Today I traveled with Gary and Carol in search of stalagmites in Indiana Caverns and nearby cave passages. Because I need to analyze the stalagmites in a laboratory, I have to physically remove my stalagmite samples from the cave. Typically, removing or disturbing cave formations is illegal and extremely frowned upon. However, an exception is made here for scientific purposes. The knowledge gained from the removal of a select few formations is viewed as greater than the minor disturbance to the cave. Collection of formations is designed to be of as little impact to the cave environment and aesthetics as possible.
We traveled past the boat tour to a rarely visited room that had stalagmites along with other formations like soda straws and draperies. The best stalagmites for climate records are symmetrical and somewhat squat, because this means that their growth was likely steady over a long time. We found two stalagmites that fit my criteria and removed them with a hammer and chisel. I also collected a sample of the water dripping from the ceiling for analysis.
I will take these two stalagmites back to the University of Georgia for further work. In my lab, I’ll gather as much information as I can from them. First we have to figure out how old the stalagmites are. We are able to date the stalagmites by comparing two radioactive elements (uranium and thorium) contained in the stalagmites. Sometimes, we can date stalagmites to 500,000 years old! However, it is more likely the two stalagmites we collected are less than 100,000 years old. Once we know how old the stalagmites are, I begin to gather climate information through chemical testing and looking at the stalagmites under a microscope. I can even get estimates of changes in the plant density above the cave by looking at the stalagmites under ultraviolet light! Eventually, I’ll gather all my information taken from the stalagmites and combine it into a single record tracking how the climate changed for southern Indiana.
This is but one part of a larger project I am working on. I have samples from two other Indiana caves farther north. Indiana is a special place because the Ice Age glaciers came farther south here than almost anywhere else in the Northern Hemisphere. This means Indiana has seen radical changes in climate over the past 100,000+ years. With these multiple cave records, I hope to better understand how Indiana’s climate has reacted to the advance and retreat of glaciers in the Ice Age, as well as understand potential changes in the future.
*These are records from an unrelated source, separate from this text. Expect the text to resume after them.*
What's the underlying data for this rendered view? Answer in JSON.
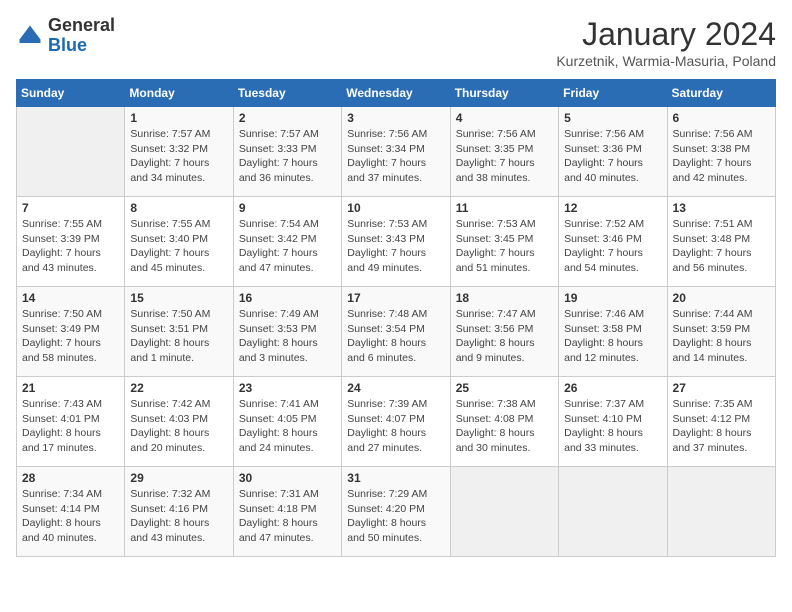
{
  "header": {
    "logo_general": "General",
    "logo_blue": "Blue",
    "month_title": "January 2024",
    "subtitle": "Kurzetnik, Warmia-Masuria, Poland"
  },
  "weekdays": [
    "Sunday",
    "Monday",
    "Tuesday",
    "Wednesday",
    "Thursday",
    "Friday",
    "Saturday"
  ],
  "weeks": [
    [
      {
        "day": "",
        "sunrise": "",
        "sunset": "",
        "daylight": ""
      },
      {
        "day": "1",
        "sunrise": "Sunrise: 7:57 AM",
        "sunset": "Sunset: 3:32 PM",
        "daylight": "Daylight: 7 hours and 34 minutes."
      },
      {
        "day": "2",
        "sunrise": "Sunrise: 7:57 AM",
        "sunset": "Sunset: 3:33 PM",
        "daylight": "Daylight: 7 hours and 36 minutes."
      },
      {
        "day": "3",
        "sunrise": "Sunrise: 7:56 AM",
        "sunset": "Sunset: 3:34 PM",
        "daylight": "Daylight: 7 hours and 37 minutes."
      },
      {
        "day": "4",
        "sunrise": "Sunrise: 7:56 AM",
        "sunset": "Sunset: 3:35 PM",
        "daylight": "Daylight: 7 hours and 38 minutes."
      },
      {
        "day": "5",
        "sunrise": "Sunrise: 7:56 AM",
        "sunset": "Sunset: 3:36 PM",
        "daylight": "Daylight: 7 hours and 40 minutes."
      },
      {
        "day": "6",
        "sunrise": "Sunrise: 7:56 AM",
        "sunset": "Sunset: 3:38 PM",
        "daylight": "Daylight: 7 hours and 42 minutes."
      }
    ],
    [
      {
        "day": "7",
        "sunrise": "Sunrise: 7:55 AM",
        "sunset": "Sunset: 3:39 PM",
        "daylight": "Daylight: 7 hours and 43 minutes."
      },
      {
        "day": "8",
        "sunrise": "Sunrise: 7:55 AM",
        "sunset": "Sunset: 3:40 PM",
        "daylight": "Daylight: 7 hours and 45 minutes."
      },
      {
        "day": "9",
        "sunrise": "Sunrise: 7:54 AM",
        "sunset": "Sunset: 3:42 PM",
        "daylight": "Daylight: 7 hours and 47 minutes."
      },
      {
        "day": "10",
        "sunrise": "Sunrise: 7:53 AM",
        "sunset": "Sunset: 3:43 PM",
        "daylight": "Daylight: 7 hours and 49 minutes."
      },
      {
        "day": "11",
        "sunrise": "Sunrise: 7:53 AM",
        "sunset": "Sunset: 3:45 PM",
        "daylight": "Daylight: 7 hours and 51 minutes."
      },
      {
        "day": "12",
        "sunrise": "Sunrise: 7:52 AM",
        "sunset": "Sunset: 3:46 PM",
        "daylight": "Daylight: 7 hours and 54 minutes."
      },
      {
        "day": "13",
        "sunrise": "Sunrise: 7:51 AM",
        "sunset": "Sunset: 3:48 PM",
        "daylight": "Daylight: 7 hours and 56 minutes."
      }
    ],
    [
      {
        "day": "14",
        "sunrise": "Sunrise: 7:50 AM",
        "sunset": "Sunset: 3:49 PM",
        "daylight": "Daylight: 7 hours and 58 minutes."
      },
      {
        "day": "15",
        "sunrise": "Sunrise: 7:50 AM",
        "sunset": "Sunset: 3:51 PM",
        "daylight": "Daylight: 8 hours and 1 minute."
      },
      {
        "day": "16",
        "sunrise": "Sunrise: 7:49 AM",
        "sunset": "Sunset: 3:53 PM",
        "daylight": "Daylight: 8 hours and 3 minutes."
      },
      {
        "day": "17",
        "sunrise": "Sunrise: 7:48 AM",
        "sunset": "Sunset: 3:54 PM",
        "daylight": "Daylight: 8 hours and 6 minutes."
      },
      {
        "day": "18",
        "sunrise": "Sunrise: 7:47 AM",
        "sunset": "Sunset: 3:56 PM",
        "daylight": "Daylight: 8 hours and 9 minutes."
      },
      {
        "day": "19",
        "sunrise": "Sunrise: 7:46 AM",
        "sunset": "Sunset: 3:58 PM",
        "daylight": "Daylight: 8 hours and 12 minutes."
      },
      {
        "day": "20",
        "sunrise": "Sunrise: 7:44 AM",
        "sunset": "Sunset: 3:59 PM",
        "daylight": "Daylight: 8 hours and 14 minutes."
      }
    ],
    [
      {
        "day": "21",
        "sunrise": "Sunrise: 7:43 AM",
        "sunset": "Sunset: 4:01 PM",
        "daylight": "Daylight: 8 hours and 17 minutes."
      },
      {
        "day": "22",
        "sunrise": "Sunrise: 7:42 AM",
        "sunset": "Sunset: 4:03 PM",
        "daylight": "Daylight: 8 hours and 20 minutes."
      },
      {
        "day": "23",
        "sunrise": "Sunrise: 7:41 AM",
        "sunset": "Sunset: 4:05 PM",
        "daylight": "Daylight: 8 hours and 24 minutes."
      },
      {
        "day": "24",
        "sunrise": "Sunrise: 7:39 AM",
        "sunset": "Sunset: 4:07 PM",
        "daylight": "Daylight: 8 hours and 27 minutes."
      },
      {
        "day": "25",
        "sunrise": "Sunrise: 7:38 AM",
        "sunset": "Sunset: 4:08 PM",
        "daylight": "Daylight: 8 hours and 30 minutes."
      },
      {
        "day": "26",
        "sunrise": "Sunrise: 7:37 AM",
        "sunset": "Sunset: 4:10 PM",
        "daylight": "Daylight: 8 hours and 33 minutes."
      },
      {
        "day": "27",
        "sunrise": "Sunrise: 7:35 AM",
        "sunset": "Sunset: 4:12 PM",
        "daylight": "Daylight: 8 hours and 37 minutes."
      }
    ],
    [
      {
        "day": "28",
        "sunrise": "Sunrise: 7:34 AM",
        "sunset": "Sunset: 4:14 PM",
        "daylight": "Daylight: 8 hours and 40 minutes."
      },
      {
        "day": "29",
        "sunrise": "Sunrise: 7:32 AM",
        "sunset": "Sunset: 4:16 PM",
        "daylight": "Daylight: 8 hours and 43 minutes."
      },
      {
        "day": "30",
        "sunrise": "Sunrise: 7:31 AM",
        "sunset": "Sunset: 4:18 PM",
        "daylight": "Daylight: 8 hours and 47 minutes."
      },
      {
        "day": "31",
        "sunrise": "Sunrise: 7:29 AM",
        "sunset": "Sunset: 4:20 PM",
        "daylight": "Daylight: 8 hours and 50 minutes."
      },
      {
        "day": "",
        "sunrise": "",
        "sunset": "",
        "daylight": ""
      },
      {
        "day": "",
        "sunrise": "",
        "sunset": "",
        "daylight": ""
      },
      {
        "day": "",
        "sunrise": "",
        "sunset": "",
        "daylight": ""
      }
    ]
  ]
}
Indiana Caverns has the potential to be an extremely important source of information about the past climate and environment of Indiana, and I am both grateful for this opportunity and looking forward to working again with everyone here!